Most mortgage offers are valid for between six and twelve months, but this period will vary depending on your lender. Some lenders calculate the period from the time of your original application. Others from the date of their offer or by reference to the date you expect to complete. So, it is important to check.
The good news is that most lenders now have procedures in place for extending mortgage offers where completion is delayed due to coronavirus. Some lenders automatically extend offers made before a certain date, typically for three months. Others require an express application. In this case, you should apply before your existing offer expires, or you may not be able to extend it.
In any case, you and your conveyancer should keep your offer expiry date under review. Some dates that were automatically extended may expire in the near future, in which case you may need to contact your lender about a further extension. Most lenders will try to be flexible if approached in advance.
What will happen to my mortgage offer if my circumstances change?
You and your conveyancer must tell your lender about any changes relevant to your mortgage application. This includes any changes in your income or employment status, for example if you become furloughed or lose your job.
Both you and your lender need to be sure you will be able to keep up your mortgage repayments, and your lender will usually reserve the right to withdraw their offer, right up to completion if your circumstances change. If this happens, you will probably have abortive costs to pay. Worse, you could lose your deposit if you have already exchanged contracts.

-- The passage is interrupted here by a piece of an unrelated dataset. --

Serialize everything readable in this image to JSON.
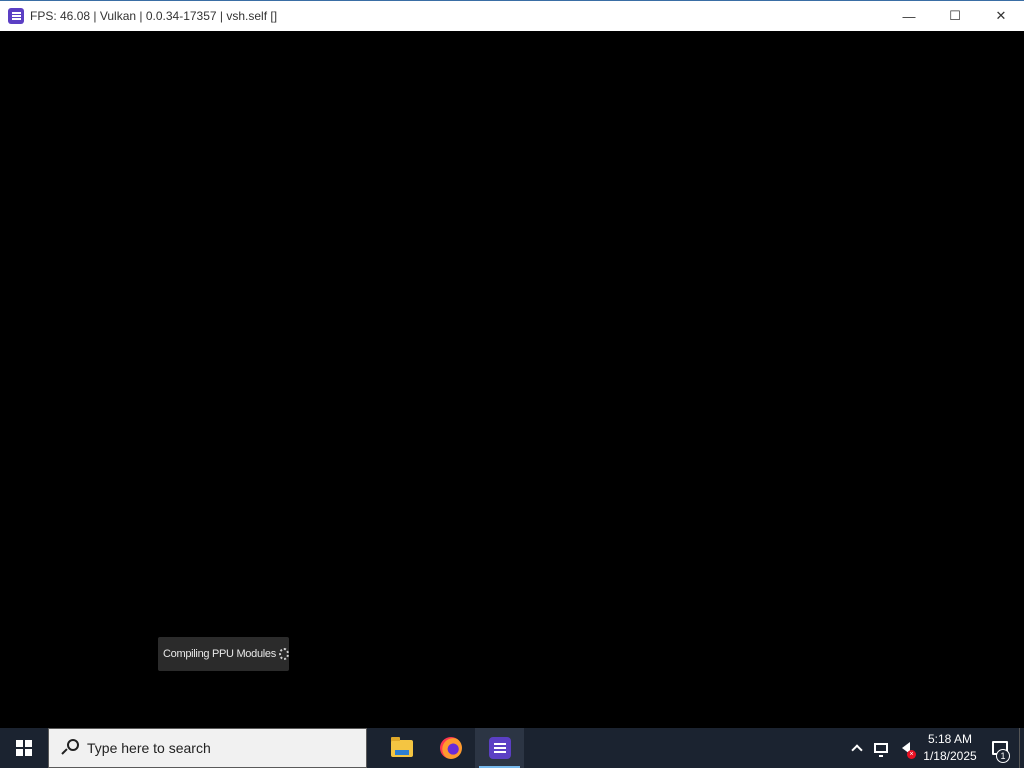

Fortunately, this is very much a worst-case scenario and hardly ever happens in practice. Even if your circumstances change, most lenders will want to find a solution that works for both of you. For example, by reducing the amount you borrow or extending the mortgage term. The uncertainty caused by the pandemic has, however, increased the slight risk of an offer being withdrawn. It may be some time before the market settles down.
In the meantime, your conveyancer may suggest ways to cut this risk. For example, by including a provision in the purchase contract to let you withdraw if your lender withdraws your mortgage offer. Alternatively, she may recommend exchange and completion on the same day. That way, you do not become legally committed to buy until you know your mortgage advance is on its way.
Should I consider remortgaging now?
Now may not seem the obvious time to remortgage. However, interest rates are at an historic low, and some lenders have reported an increase in remortgage applications as borrowers look to reduce their monthly outgoings. For those with a relatively high proportion of equity in their homes, there may be some attractive deals out there. In any case, it makes sense to keep your borrowings under review. This is especially so if you are on a Fixed Rate or Tracker mortgage.
Any other tips for home buyers and borrowers in these uncertain times?
Choosing the right conveyancer is also important. Someone familiar with your lender’s requirements will help make the process smoother and avoid unnecessary bottlenecks. Most importantly, your conveyancer needs to be someone in whom you can have confidence. In these challenging times, this means someone who keeps abreast of all the latest legal developments and Government schemes, and who can think creatively. A conveyancer who really understands your individual needs can keep your transaction on track, even in a pandemic!
For further information about the issues discussed, or about buying or selling your home in general, please contact:
Peter Watkin, Head of Residential: 01392 209204. firstname.lastname@example.org
This article is for general information only and does not constitute legal or professional advice. Please note that the law may have changed since this article was published.